"Mary darling…its time to come inside. Dinner is ready. You don't want to keep you father waiting. He does hate a cold meal," she chided as she watched me hesitantly stand. I looked down at my desk, staring at the snarled image on the paper.
"Coming mother…" I whispered, slipping the drawing into my desk drawer and closing it away.
"You're not still mad about what I said to that boy are you?" she asked, and I could see her lips curling up into a sick grin. I didn't say anything, but she continued on. "He's entirely unfit to be a proper suitor for my little girl," she said firmly, a finger coming up to brush across her chin. "I haven't seen the brute in here since we exchanged words. I'm glad he has seen things my way."
I could feel that opening growing smaller with each and every word, and I held back tears behind my eyes, refusing to let her see how much she had me trapped in her garden.
And suddenly the door burst open, the cool spring breeze floating in and causing some stray papers on my desk to flutter about. I blinked at the doorway, unable to stop the elated grin that spread across my face. And my eyes went to what he held in his large calloused hand, a gasp leaving me at the sight of the soft blue color.
How long had it been since I was able to see the sky here? How long had it been since I could taste my freedom from this hideous garden?
Without thinking I thrust my hand out of the small opening of ivy, clutching to the hand that reached out for me from the blue sky. And I clung to it as tightly as I had seen ivy do to others through out my life. And the Ivy clung to me. But this man…this wonderful man was strong enough to break me free.
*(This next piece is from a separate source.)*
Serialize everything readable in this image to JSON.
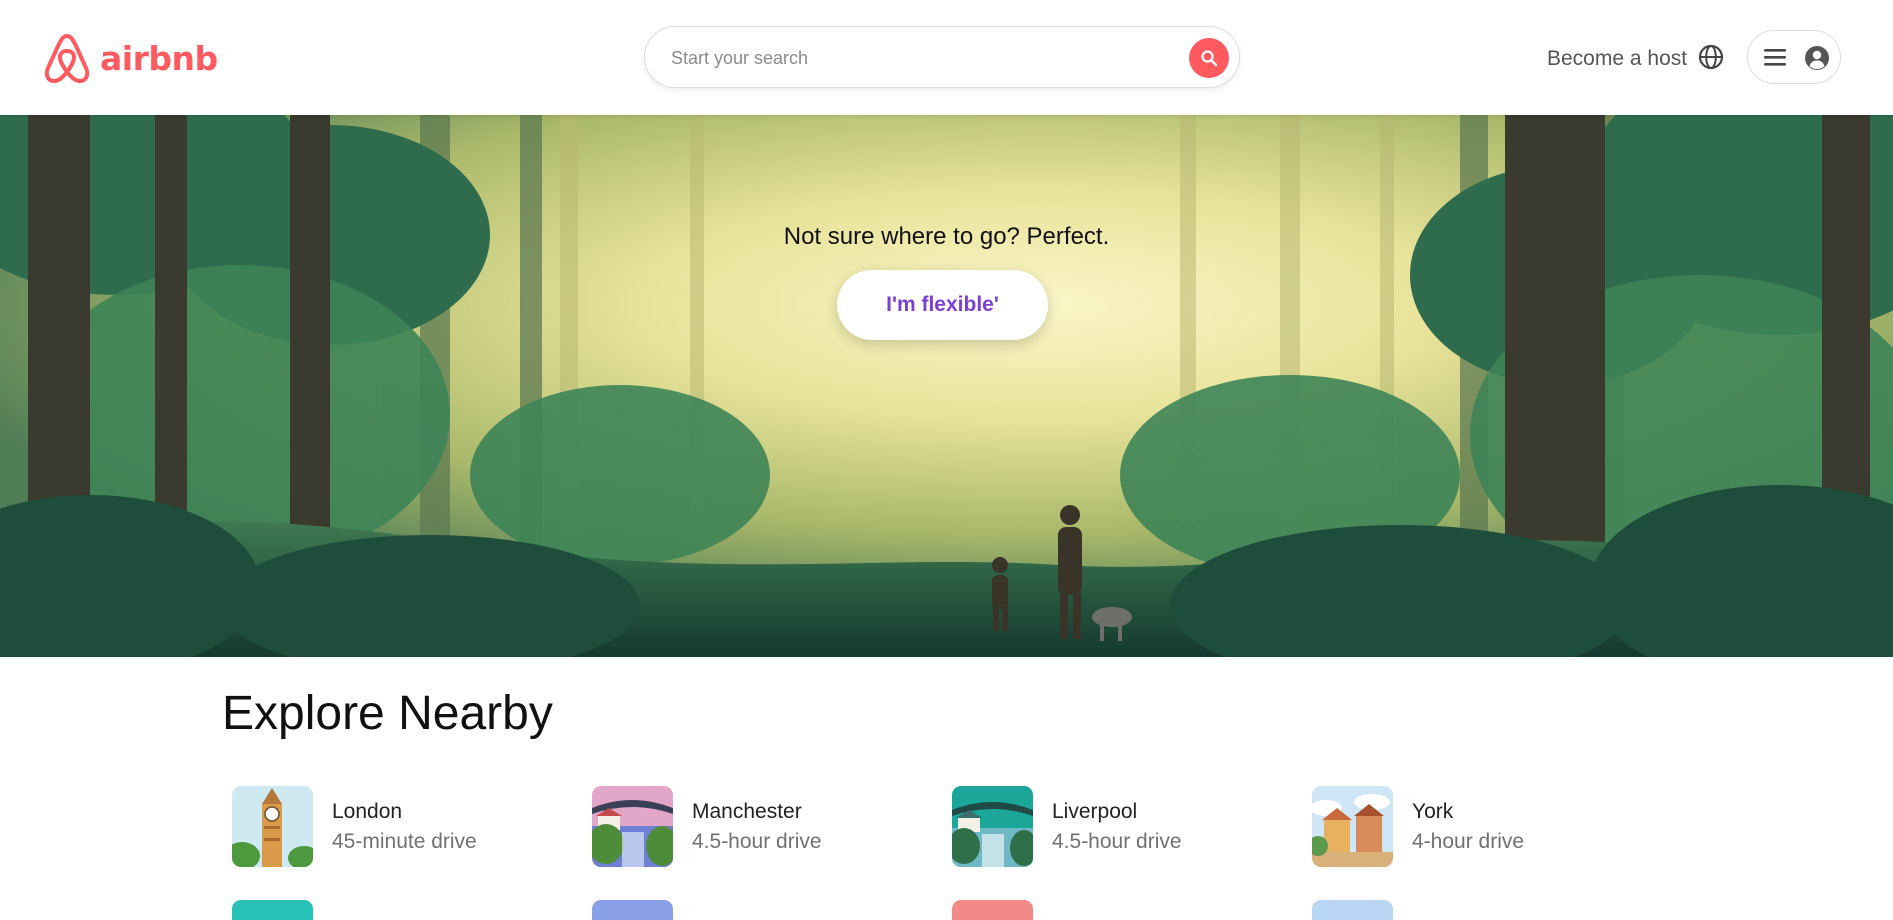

I looked back once…
And saw the ivy crawling after us. But it was so slow…it could never catch us.
I would never be in that garden again.